Sunday, Oct. 25, 2015 | 2 a.m.
Where there is fire, there is a good chance there is nuclear waste.
As if we really need to be reminded that nuclear waste, however it is disposed of, never goes away, the news this past week should make it clear to everyone that some things really are forever.
Nevadans are used to the idea that burying nuclear waste in the Silver State is an obsession with the nuclear industry and its minions in Congress. It isn’t that they don’t care about the 2 million people who live in Southern Nevada less than 100 miles from their dream of burying close to 80,000 tons of the worst poison known to man, but they don’t. Nor do they care about the impact a nuclear accident would have on our tourist industry.
But that is today’s fight. Yesterday’s fight (going back to the 1970s) was about the low-level nuclear dump site a few miles away from Yucca Mountain in Beatty.
This newspaper fought that dump for well over a decade. It was long and difficult but acted as merely a warmup for us to oppose the high-level dump, which still has some life left in it. The Beatty dump finally closed itself to nuclear waste in 1992. The rest of its existence has been given over to caretaking the site.
Last week the headline read, “No air radiation found, ground testing next after fire at Nevada radioactive waste burial site.” It is a long headline but descriptive in that it shows that after decades of not receiving any low-level radioactive material, there is still the potential of great danger.

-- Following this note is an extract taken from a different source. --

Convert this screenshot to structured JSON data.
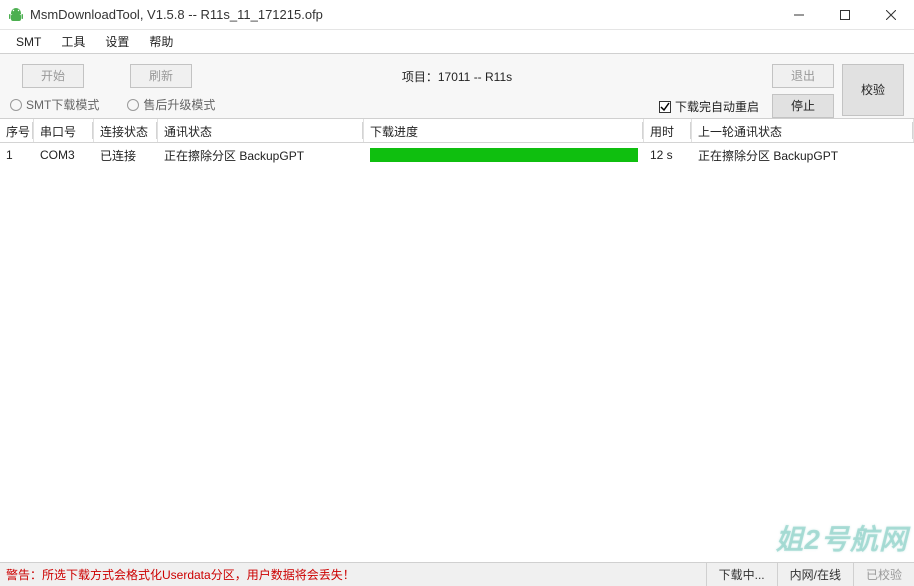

Who, for example, could have conceived that a fire would break out in or near the trenches that were used to bury the used medical and other nuke-laden waste? And who could have ever dreamed that the people who pushed so hard for the dumpsite — much like those pushing hard for Yucca Mountain today — would be the people most directly concerned today about what kind of personal and health catastrophe that fire could have produced?
I don’t know if you can see my hand in the air, but it is. And so would be the hands of many other Nevadans who knew way back then that nuclear waste is not our friend.
But all of the above is not the real story. People around the country are used to this newspaper and most other Nevadans crying out at the first sign of nuclear disaster. They dismiss us, of course, suggesting we are either unpatriotic or stricken with a “sky-is-falling” disease for which there is no cure.
So here is the rest of this story.
Yes, there is a fire, and yes, it is close to a nuclear waste dump. And yes, the people are concerned about their health and safety. And yes, the federal government and the people who own the dumpsite are saying all is well and there is nothing to worry about. And yes, the attorney general of the state isn’t believing any of that and taking the matter into his own hands to protect the people of his state.
You say that is what Nevada’s AG is supposed to do? You are right.
But, what I have just described isn’t happening in Nevada!
It is happening right now near St. Louis. Here are a few headlines: “Potential ‘Nuclear Fallout’ Imminent As Radioactive Waste Sets to Burn in Missouri & No One Cares”; “St. Louis Plans for Catastrophic Nuclear Event”; “Officials squabble as underground fire burns near radioactive waste dump in St. Louis area.” The list of headlines goes on and on. And so does the fire, which has been burning for five years under a garbage dump, apparently with no end in sight.
But, what is in sight is a nuclear waste dump that contains some really bad stuff, some of it buried close to 80 years ago as a result of the Manhattan Project — the program that gave the world the atom bomb.
The point is that it isn’t Nevada crying wolf and it isn’t the people of Southern Nevada who are in harm’s way if the GOP-controlled Congress has its way and resurrects Yucca Mountain. Right now it is the entire city of St. Louis, most of which probably had no idea the government buried all that radioactive waste so close to humanity, that is beside itself with worry.
To St. Louis I say I am sorry, really sorry, for your troubles. Now you know what we in Nevada have been screaming about for many decades. Let’s not hope another city has to go through the same angst you are going through. Burying nuclear waste near people or any living being has never been a good idea.
Adding radioactive fuel to the fires that burn in or near man-made nuclear garbage dumps is the kind of problem human beings should be smart enough to avoid. But, apparently, that wasn’t the case decades ago in Missouri or Nevada.
In hindsight, we all know we should never have let that happen. A little foresight tells us we should never let it happen again.
Brian Greenspun is owner, publisher and editor of the Sun.